New researchers often face challenges in finding and focusing specific research questions. Primary care clinicians, health profession educators and community members have broad interests and varied perspectives that lead to myriad potential questions. The path from a clinical problem or a personal interest to a specific researchable question is often a long journey. A mentor can help as a guide along the way. Everyone has opportunities to be both mentor and mentee. Understanding both roles can help build productive relationships and complete successful studies. We can be more effective in both roles by developing personal philosophy, framework and skills for mentoring.
Following this webinar, participants will be able to:
- Identify more and less successful models of mentoring from their personal experience.
- Describe at least three complementary roles for mentors.
- Outline a Professional Development Plan.
- Join the Rural PREP community of practice in rural primary care health professions education and training
Read a brief article:

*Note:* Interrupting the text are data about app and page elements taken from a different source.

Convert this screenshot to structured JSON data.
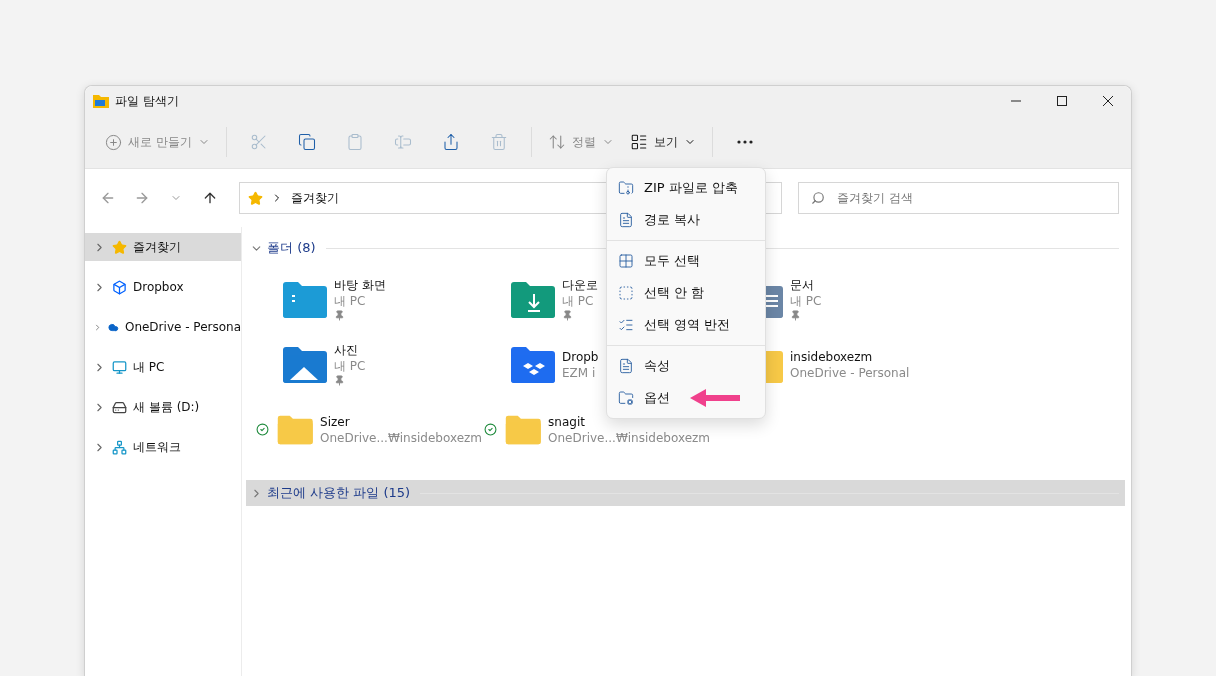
{
  "window": {
    "title": "파일 탐색기"
  },
  "toolbar": {
    "new": {
      "label": "새로 만들기",
      "disabled": true
    },
    "actions": [
      {
        "kind": "cut",
        "disabled": true
      },
      {
        "kind": "copy",
        "disabled": false
      },
      {
        "kind": "paste",
        "disabled": true
      },
      {
        "kind": "rename",
        "disabled": true
      },
      {
        "kind": "share",
        "disabled": false
      },
      {
        "kind": "delete",
        "disabled": true
      }
    ],
    "sort": {
      "label": "정렬",
      "disabled": true
    },
    "view": {
      "label": "보기",
      "disabled": false
    }
  },
  "address": {
    "path": "즐겨찾기"
  },
  "search": {
    "placeholder": "즐겨찾기 검색"
  },
  "sidebar": {
    "items": [
      {
        "label": "즐겨찾기",
        "kind": "star",
        "selected": true
      },
      {
        "label": "Dropbox",
        "kind": "dropbox",
        "selected": false
      },
      {
        "label": "OneDrive - Persona",
        "kind": "cloud",
        "selected": false
      },
      {
        "label": "내 PC",
        "kind": "pc",
        "selected": false
      },
      {
        "label": "새 볼륨 (D:)",
        "kind": "drive",
        "selected": false
      },
      {
        "label": "네트워크",
        "kind": "network",
        "selected": false
      }
    ]
  },
  "sections": [
    {
      "title": "폴더 (8)",
      "expanded": true,
      "selected": false,
      "items": [
        {
          "name": "바탕 화면",
          "sub": "내 PC",
          "kind": "desktop",
          "pinned": true,
          "synced": false
        },
        {
          "name": "다운로",
          "sub": "내 PC",
          "kind": "downloads",
          "pinned": true,
          "synced": false
        },
        {
          "name": "문서",
          "sub": "내 PC",
          "kind": "documents",
          "pinned": true,
          "synced": false
        },
        {
          "name": "사진",
          "sub": "내 PC",
          "kind": "pictures",
          "pinned": true,
          "synced": false
        },
        {
          "name": "Dropb",
          "sub": "EZM i",
          "kind": "dropbox",
          "pinned": false,
          "synced": false
        },
        {
          "name": "insideboxezm",
          "sub": "OneDrive - Personal",
          "kind": "folder",
          "pinned": false,
          "synced": false
        },
        {
          "name": "Sizer",
          "sub": "OneDrive...₩insideboxezm",
          "kind": "folder",
          "pinned": false,
          "synced": true
        },
        {
          "name": "snagit",
          "sub": "OneDrive...₩insideboxezm",
          "kind": "folder",
          "pinned": false,
          "synced": true
        }
      ]
    },
    {
      "title": "최근에 사용한 파일 (15)",
      "expanded": false,
      "selected": true
    }
  ],
  "menu": {
    "groups": [
      [
        {
          "label": "ZIP 파일로 압축",
          "kind": "zip",
          "highlighted": false
        },
        {
          "label": "경로 복사",
          "kind": "path",
          "highlighted": false
        }
      ],
      [
        {
          "label": "모두 선택",
          "kind": "select-all",
          "highlighted": false
        },
        {
          "label": "선택 안 함",
          "kind": "select-none",
          "highlighted": false
        },
        {
          "label": "선택 영역 반전",
          "kind": "invert",
          "highlighted": false
        }
      ],
      [
        {
          "label": "속성",
          "kind": "properties",
          "highlighted": false
        },
        {
          "label": "옵션",
          "kind": "options",
          "highlighted": true
        }
      ]
    ]
  }
}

Phillips WR. Pursuing personal passion: Learner-centered research mentoring. Family
Medicine. 2018; 50:7.
In this article, Dr. Phillips describes a novel learner-centered approach to mentoring that he has developed over 20 years of working with new researchers.
This product was supported by the Bureau of Health Workforce (BHW), Health Resources and Services Administration (HRSA), U.S. Department of Health and Human Services (HHS) under cooperative agreement #UH1HP29966. The information, conclusions and opinions expressed in this presentation are those of the authors and no endorsement by BHW, HRSA, or HHS is intended or should be inferred.